PROVIDED INFORMATION:
=== Begin Enclosure ===

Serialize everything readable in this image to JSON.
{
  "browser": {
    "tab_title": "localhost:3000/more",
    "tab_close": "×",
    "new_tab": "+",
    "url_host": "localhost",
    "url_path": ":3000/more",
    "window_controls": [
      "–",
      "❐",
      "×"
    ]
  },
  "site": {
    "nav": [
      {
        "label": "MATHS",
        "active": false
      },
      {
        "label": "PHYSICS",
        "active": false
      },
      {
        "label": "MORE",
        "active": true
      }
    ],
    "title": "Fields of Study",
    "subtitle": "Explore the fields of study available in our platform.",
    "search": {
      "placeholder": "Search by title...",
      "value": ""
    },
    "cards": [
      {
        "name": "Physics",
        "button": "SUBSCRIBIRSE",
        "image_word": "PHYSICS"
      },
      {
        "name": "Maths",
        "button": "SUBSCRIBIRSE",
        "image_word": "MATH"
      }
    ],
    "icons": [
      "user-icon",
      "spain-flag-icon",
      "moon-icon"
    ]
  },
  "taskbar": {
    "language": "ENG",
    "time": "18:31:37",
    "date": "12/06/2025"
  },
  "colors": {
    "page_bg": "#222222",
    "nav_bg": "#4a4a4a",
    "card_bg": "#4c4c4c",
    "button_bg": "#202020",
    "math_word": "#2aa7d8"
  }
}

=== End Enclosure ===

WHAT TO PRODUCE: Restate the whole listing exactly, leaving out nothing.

OUTPUT FOR THIS EXERCISE:
Serialize everything readable in this image to JSON.
{
  "browser": {
    "tab_title": "localhost:3000/more",
    "tab_close": "×",
    "new_tab": "+",
    "url_host": "localhost",
    "url_path": ":3000/more",
    "window_controls": [
      "–",
      "❐",
      "×"
    ]
  },
  "site": {
    "nav": [
      {
        "label": "MATHS",
        "active": false
      },
      {
        "label": "PHYSICS",
        "active": false
      },
      {
        "label": "MORE",
        "active": true
      }
    ],
    "title": "Fields of Study",
    "subtitle": "Explore the fields of study available in our platform.",
    "search": {
      "placeholder": "Search by title...",
      "value": ""
    },
    "cards": [
      {
        "name": "Physics",
        "button": "SUBSCRIBIRSE",
        "image_word": "PHYSICS"
      },
      {
        "name": "Maths",
        "button": "SUBSCRIBIRSE",
        "image_word": "MATH"
      }
    ],
    "icons": [
      "user-icon",
      "spain-flag-icon",
      "moon-icon"
    ]
  },
  "taskbar": {
    "language": "ENG",
    "time": "18:31:37",
    "date": "12/06/2025"
  },
  "colors": {
    "page_bg": "#222222",
    "nav_bg": "#4a4a4a",
    "card_bg": "#4c4c4c",
    "button_bg": "#202020",
    "math_word": "#2aa7d8"
  }
}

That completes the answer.